--- PROBLEM REQUIREMENTS ---
Search the entries for the word "view". Copy every line where it turns up.

--- PROVIDED INFORMATION ---
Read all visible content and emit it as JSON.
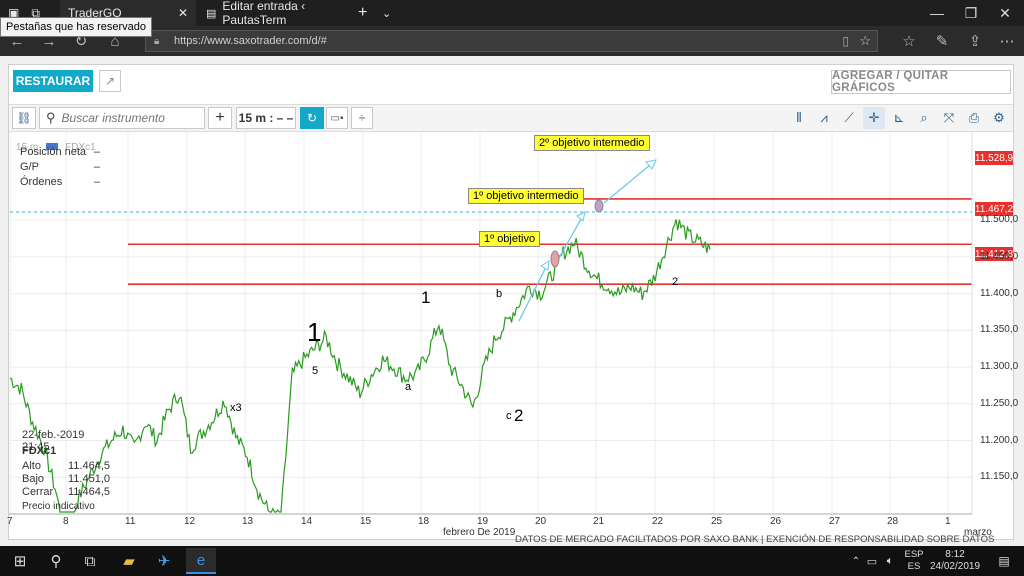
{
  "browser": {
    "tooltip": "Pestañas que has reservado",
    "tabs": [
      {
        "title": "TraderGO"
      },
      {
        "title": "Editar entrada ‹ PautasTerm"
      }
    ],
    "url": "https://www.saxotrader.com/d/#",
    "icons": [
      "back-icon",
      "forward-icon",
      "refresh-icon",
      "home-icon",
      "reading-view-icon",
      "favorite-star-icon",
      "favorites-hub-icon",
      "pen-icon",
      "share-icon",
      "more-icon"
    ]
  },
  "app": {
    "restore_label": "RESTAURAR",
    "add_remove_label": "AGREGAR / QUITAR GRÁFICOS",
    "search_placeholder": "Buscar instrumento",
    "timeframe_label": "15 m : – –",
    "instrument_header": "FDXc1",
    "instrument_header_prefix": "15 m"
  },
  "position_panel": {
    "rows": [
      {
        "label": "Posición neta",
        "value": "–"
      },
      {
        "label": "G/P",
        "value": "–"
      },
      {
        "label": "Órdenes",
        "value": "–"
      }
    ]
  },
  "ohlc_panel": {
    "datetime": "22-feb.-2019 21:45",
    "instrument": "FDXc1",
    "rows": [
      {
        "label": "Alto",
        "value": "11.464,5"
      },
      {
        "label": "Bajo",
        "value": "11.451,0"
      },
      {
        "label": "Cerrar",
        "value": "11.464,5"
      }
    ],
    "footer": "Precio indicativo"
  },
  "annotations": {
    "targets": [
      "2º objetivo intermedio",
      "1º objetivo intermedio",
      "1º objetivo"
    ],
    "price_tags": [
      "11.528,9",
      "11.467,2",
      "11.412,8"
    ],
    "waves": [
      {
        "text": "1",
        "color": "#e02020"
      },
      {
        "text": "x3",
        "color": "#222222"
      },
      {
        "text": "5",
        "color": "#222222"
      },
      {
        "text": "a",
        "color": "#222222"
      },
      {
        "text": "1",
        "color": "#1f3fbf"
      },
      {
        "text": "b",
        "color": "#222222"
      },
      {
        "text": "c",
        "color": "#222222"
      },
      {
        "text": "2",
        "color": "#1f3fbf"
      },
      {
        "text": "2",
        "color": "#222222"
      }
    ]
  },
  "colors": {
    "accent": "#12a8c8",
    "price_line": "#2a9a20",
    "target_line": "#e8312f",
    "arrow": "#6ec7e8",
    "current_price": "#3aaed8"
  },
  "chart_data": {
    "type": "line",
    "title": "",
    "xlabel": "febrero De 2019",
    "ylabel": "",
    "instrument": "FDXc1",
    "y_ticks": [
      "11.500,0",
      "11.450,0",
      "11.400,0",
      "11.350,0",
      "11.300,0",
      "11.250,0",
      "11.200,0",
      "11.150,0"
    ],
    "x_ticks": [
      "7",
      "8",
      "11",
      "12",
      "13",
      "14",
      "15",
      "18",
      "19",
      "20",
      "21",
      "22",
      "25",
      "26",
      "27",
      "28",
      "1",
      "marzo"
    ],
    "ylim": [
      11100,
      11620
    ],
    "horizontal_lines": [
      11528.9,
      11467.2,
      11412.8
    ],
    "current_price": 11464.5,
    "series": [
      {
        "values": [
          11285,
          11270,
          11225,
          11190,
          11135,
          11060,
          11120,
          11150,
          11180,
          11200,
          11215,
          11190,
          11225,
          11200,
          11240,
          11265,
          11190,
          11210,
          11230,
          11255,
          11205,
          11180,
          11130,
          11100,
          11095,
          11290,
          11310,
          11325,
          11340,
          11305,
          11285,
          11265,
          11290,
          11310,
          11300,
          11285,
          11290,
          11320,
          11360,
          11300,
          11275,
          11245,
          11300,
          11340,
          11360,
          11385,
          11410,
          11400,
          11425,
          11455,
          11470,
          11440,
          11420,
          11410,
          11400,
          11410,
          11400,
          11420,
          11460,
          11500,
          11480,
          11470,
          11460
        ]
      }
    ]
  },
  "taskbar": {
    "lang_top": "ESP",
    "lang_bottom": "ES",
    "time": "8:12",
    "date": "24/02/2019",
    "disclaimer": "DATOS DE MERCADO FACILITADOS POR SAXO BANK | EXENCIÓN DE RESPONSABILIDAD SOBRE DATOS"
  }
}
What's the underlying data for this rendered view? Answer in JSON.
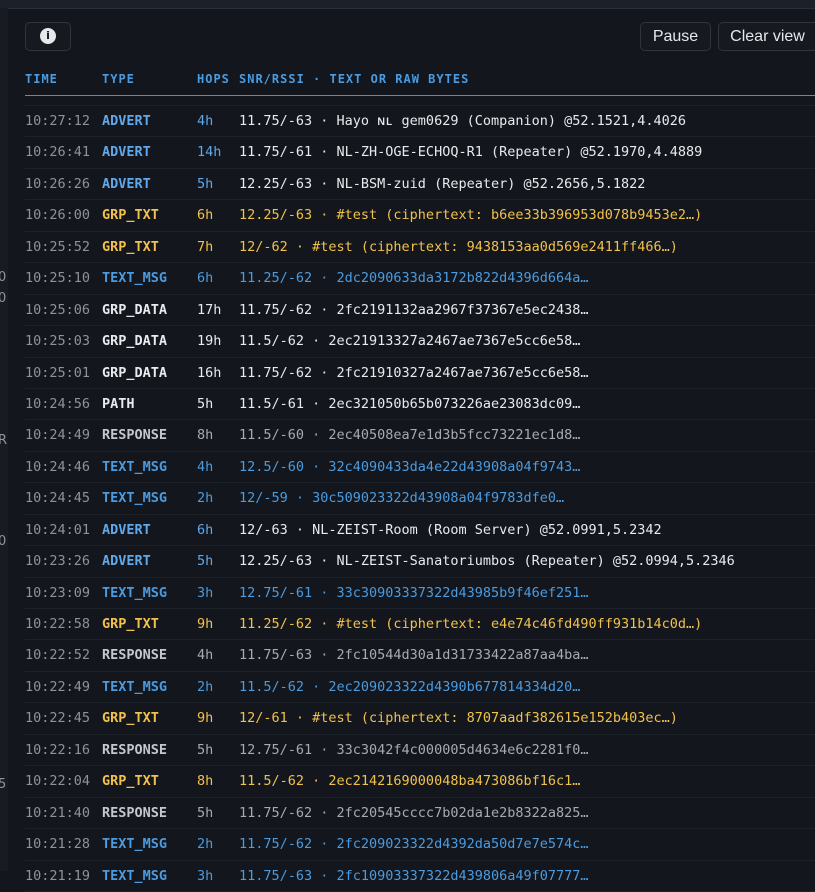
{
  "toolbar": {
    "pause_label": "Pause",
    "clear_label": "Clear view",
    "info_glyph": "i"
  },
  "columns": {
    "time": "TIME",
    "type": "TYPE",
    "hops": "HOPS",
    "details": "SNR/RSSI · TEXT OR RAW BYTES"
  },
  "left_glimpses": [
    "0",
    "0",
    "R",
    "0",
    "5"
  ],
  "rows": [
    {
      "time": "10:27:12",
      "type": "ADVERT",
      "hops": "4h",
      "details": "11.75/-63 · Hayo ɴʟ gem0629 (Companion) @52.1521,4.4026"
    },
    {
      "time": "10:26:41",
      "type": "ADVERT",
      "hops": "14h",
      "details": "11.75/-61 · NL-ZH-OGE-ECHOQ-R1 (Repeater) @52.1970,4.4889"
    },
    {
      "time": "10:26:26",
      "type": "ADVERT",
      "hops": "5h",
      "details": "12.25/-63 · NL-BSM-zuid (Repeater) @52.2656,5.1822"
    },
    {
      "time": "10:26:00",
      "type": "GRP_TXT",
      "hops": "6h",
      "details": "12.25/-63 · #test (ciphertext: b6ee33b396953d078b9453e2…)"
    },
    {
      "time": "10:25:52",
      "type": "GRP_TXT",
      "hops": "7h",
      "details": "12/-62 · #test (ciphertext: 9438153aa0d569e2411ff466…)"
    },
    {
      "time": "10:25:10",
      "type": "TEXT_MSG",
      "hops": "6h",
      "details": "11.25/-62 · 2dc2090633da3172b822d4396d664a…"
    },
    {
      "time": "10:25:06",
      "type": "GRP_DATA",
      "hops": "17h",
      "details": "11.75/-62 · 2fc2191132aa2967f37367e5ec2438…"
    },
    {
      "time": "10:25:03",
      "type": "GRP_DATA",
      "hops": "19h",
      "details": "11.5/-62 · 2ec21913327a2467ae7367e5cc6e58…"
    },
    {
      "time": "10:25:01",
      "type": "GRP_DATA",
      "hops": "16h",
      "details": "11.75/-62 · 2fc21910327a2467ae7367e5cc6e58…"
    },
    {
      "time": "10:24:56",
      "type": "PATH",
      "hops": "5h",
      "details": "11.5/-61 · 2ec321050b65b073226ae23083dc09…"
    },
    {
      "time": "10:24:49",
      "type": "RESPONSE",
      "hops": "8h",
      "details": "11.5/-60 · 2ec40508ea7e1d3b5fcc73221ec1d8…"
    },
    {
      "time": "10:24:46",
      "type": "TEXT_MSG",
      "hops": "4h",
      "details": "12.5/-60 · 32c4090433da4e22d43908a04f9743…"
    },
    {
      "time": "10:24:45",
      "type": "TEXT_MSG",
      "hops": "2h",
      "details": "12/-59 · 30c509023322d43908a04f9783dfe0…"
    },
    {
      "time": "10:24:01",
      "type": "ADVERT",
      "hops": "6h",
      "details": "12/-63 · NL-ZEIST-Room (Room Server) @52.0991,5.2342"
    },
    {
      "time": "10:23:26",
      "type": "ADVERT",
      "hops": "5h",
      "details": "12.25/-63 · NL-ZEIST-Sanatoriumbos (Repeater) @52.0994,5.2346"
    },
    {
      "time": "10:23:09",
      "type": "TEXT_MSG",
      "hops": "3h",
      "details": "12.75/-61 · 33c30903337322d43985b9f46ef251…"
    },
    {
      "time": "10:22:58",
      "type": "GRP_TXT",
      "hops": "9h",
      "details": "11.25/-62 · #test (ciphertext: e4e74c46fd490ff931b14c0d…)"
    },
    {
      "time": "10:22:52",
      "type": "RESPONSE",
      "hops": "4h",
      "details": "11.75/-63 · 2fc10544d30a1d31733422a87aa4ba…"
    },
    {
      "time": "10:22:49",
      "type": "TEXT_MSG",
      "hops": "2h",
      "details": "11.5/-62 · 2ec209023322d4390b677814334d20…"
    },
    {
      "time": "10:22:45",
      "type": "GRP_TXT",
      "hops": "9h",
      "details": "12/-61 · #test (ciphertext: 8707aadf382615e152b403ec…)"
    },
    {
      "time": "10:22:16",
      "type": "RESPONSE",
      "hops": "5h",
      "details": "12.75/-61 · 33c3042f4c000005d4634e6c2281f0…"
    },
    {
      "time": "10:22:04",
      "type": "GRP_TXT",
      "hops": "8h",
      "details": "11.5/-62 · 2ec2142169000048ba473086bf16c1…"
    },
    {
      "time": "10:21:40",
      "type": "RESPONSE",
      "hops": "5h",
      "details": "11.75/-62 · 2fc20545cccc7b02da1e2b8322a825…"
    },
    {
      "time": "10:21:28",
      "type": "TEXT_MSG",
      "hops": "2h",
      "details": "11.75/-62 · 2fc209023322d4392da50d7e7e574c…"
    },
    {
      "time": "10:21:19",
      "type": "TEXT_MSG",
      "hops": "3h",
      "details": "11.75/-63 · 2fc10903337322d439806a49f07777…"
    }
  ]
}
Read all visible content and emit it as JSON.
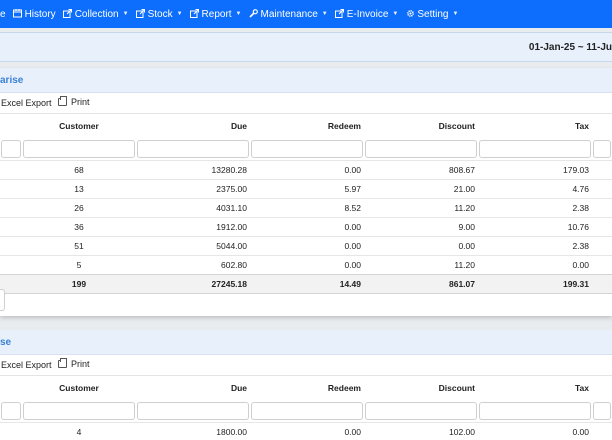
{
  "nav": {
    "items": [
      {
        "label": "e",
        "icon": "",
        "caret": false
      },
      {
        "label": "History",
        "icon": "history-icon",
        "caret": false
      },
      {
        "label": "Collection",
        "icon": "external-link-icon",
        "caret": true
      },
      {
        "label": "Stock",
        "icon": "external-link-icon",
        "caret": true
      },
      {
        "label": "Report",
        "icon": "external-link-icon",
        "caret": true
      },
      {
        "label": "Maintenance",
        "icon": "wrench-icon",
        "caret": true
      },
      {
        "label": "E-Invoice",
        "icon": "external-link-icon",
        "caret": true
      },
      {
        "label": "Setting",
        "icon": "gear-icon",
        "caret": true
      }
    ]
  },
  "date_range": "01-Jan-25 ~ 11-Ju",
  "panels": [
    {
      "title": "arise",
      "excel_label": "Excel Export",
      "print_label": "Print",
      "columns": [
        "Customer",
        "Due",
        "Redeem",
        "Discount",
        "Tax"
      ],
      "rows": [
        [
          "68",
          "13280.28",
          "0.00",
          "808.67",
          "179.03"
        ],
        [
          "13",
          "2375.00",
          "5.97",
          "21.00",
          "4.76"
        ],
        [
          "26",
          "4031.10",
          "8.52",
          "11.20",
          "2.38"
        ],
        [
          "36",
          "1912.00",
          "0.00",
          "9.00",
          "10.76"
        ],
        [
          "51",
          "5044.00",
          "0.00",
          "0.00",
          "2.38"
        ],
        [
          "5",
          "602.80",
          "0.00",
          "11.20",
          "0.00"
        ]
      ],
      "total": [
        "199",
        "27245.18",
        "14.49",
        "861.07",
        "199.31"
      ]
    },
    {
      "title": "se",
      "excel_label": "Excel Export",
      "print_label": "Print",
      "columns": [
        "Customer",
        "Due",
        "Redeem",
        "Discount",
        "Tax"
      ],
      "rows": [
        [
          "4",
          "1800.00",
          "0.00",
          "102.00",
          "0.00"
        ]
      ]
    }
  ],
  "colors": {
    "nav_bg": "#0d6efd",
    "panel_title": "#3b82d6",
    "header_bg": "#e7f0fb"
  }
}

--- RESPONSE AREA ---
      "reading-view-icon",
What's the underlying data for this rendered view? Answer in JSON.
    "clear_label": "Clear view",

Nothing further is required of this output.